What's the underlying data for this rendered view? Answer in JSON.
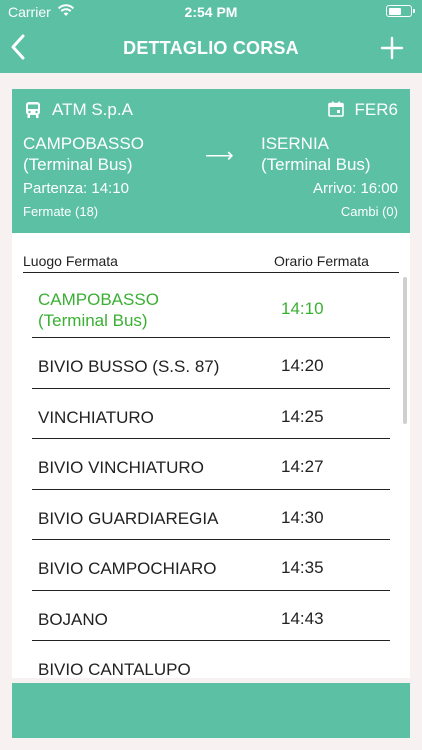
{
  "status_bar": {
    "carrier": "Carrier",
    "time": "2:54 PM",
    "battery_level": 0.6
  },
  "nav": {
    "title": "DETTAGLIO CORSA",
    "back_icon": "chevron-left-icon",
    "add_icon": "plus-icon"
  },
  "summary": {
    "operator": "ATM S.p.A",
    "route_code": "FER6",
    "origin_line1": "CAMPOBASSO",
    "origin_line2": "(Terminal Bus)",
    "arrow": "⟶",
    "destination_line1": "ISERNIA",
    "destination_line2": "(Terminal Bus)",
    "departure": "Partenza: 14:10",
    "arrival": "Arrivo: 16:00",
    "stops": "Fermate (18)",
    "changes": "Cambi (0)"
  },
  "table": {
    "header_place": "Luogo Fermata",
    "header_time": "Orario Fermata",
    "rows": [
      {
        "place_line1": "CAMPOBASSO",
        "place_line2": "(Terminal Bus)",
        "time": "14:10"
      },
      {
        "place_line1": "BIVIO BUSSO (S.S. 87)",
        "time": "14:20"
      },
      {
        "place_line1": "VINCHIATURO",
        "time": "14:25"
      },
      {
        "place_line1": "BIVIO VINCHIATURO",
        "time": "14:27"
      },
      {
        "place_line1": "BIVIO GUARDIAREGIA",
        "time": "14:30"
      },
      {
        "place_line1": "BIVIO CAMPOCHIARO",
        "time": "14:35"
      },
      {
        "place_line1": "BOJANO",
        "time": "14:43"
      },
      {
        "place_line1": "BIVIO CANTALUPO",
        "time": ""
      }
    ]
  },
  "colors": {
    "accent": "#5bc0a4",
    "current_stop": "#3ab033",
    "background": "#f7f1f1"
  }
}
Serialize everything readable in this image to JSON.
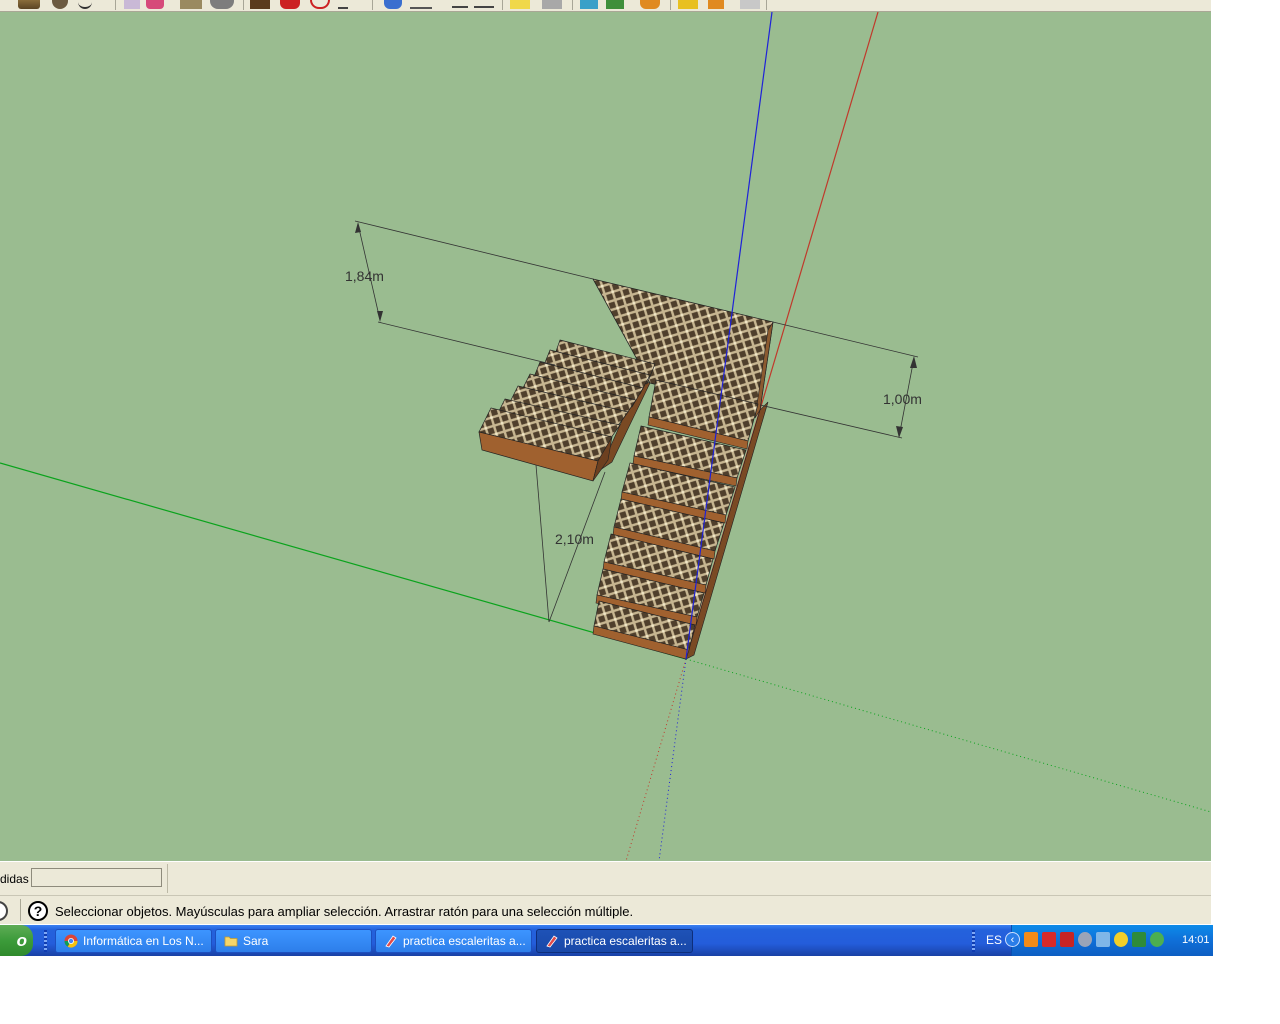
{
  "viewport": {
    "dimensions": {
      "height_dim": "1,84m",
      "depth_dim": "1,00m",
      "stair_height_dim": "2,10m"
    }
  },
  "measurements": {
    "label": "didas",
    "value": ""
  },
  "status": {
    "text": "Seleccionar objetos. Mayúsculas para ampliar selección. Arrastrar ratón para una selección múltiple.",
    "help_icon_glyph": "?"
  },
  "taskbar": {
    "start_label": "o",
    "buttons": [
      {
        "label": "Informática en Los N...",
        "icon": "chrome-icon",
        "active": false
      },
      {
        "label": "Sara",
        "icon": "folder-icon",
        "active": false
      },
      {
        "label": "practica escaleritas a...",
        "icon": "sketchup-icon",
        "active": false
      },
      {
        "label": "practica escaleritas a...",
        "icon": "sketchup-icon",
        "active": true
      }
    ],
    "language": "ES",
    "tray_chevron": "‹",
    "clock": "14:01"
  },
  "colors": {
    "viewport_bg": "#9abc90",
    "axis_red": "#c0392b",
    "axis_green": "#0aa31c",
    "axis_blue": "#1f22d8",
    "taskbar_blue": "#245ddb",
    "tray_blue": "#0f6fd8"
  }
}
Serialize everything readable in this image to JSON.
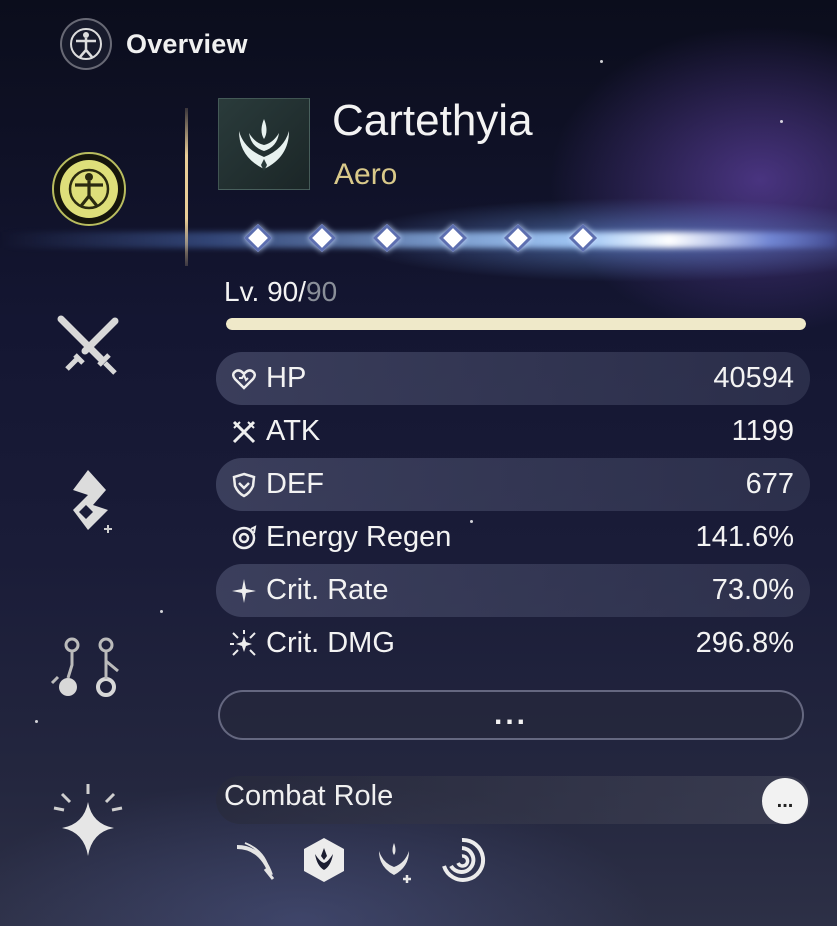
{
  "header": {
    "title": "Overview",
    "icon": "vitruvian-icon"
  },
  "sidebar": {
    "items": [
      {
        "name": "overview",
        "icon": "vitruvian-icon",
        "active": true
      },
      {
        "name": "weapon",
        "icon": "crossed-swords-icon"
      },
      {
        "name": "echo",
        "icon": "echo-icon"
      },
      {
        "name": "forte",
        "icon": "forte-nodes-icon"
      },
      {
        "name": "resonance-chain",
        "icon": "sparkle-star-icon"
      }
    ]
  },
  "character": {
    "name": "Cartethyia",
    "element": "Aero",
    "element_color": "#d9c98a",
    "sequence_nodes": 6
  },
  "level": {
    "label": "Lv. ",
    "current": "90",
    "separator": "/",
    "max": "90",
    "progress": 1.0
  },
  "stats": [
    {
      "icon": "heart-icon",
      "label": "HP",
      "value": "40594"
    },
    {
      "icon": "atk-icon",
      "label": "ATK",
      "value": "1199"
    },
    {
      "icon": "shield-icon",
      "label": "DEF",
      "value": "677"
    },
    {
      "icon": "energy-regen-icon",
      "label": "Energy Regen",
      "value": "141.6%"
    },
    {
      "icon": "crit-rate-icon",
      "label": "Crit. Rate",
      "value": "73.0%"
    },
    {
      "icon": "crit-dmg-icon",
      "label": "Crit. DMG",
      "value": "296.8%"
    }
  ],
  "more_button": {
    "label": "..."
  },
  "combat_role": {
    "label": "Combat Role",
    "info_label": "...",
    "icons": [
      "slash-icon",
      "hexagon-emblem-icon",
      "aero-plus-icon",
      "swirl-icon"
    ]
  }
}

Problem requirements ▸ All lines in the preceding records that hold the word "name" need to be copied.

Exercise result ▸
        "name": "overview",
        "name": "weapon",
        "name": "echo",
        "name": "forte",
        "name": "resonance-chain",
    "name": "Cartethyia",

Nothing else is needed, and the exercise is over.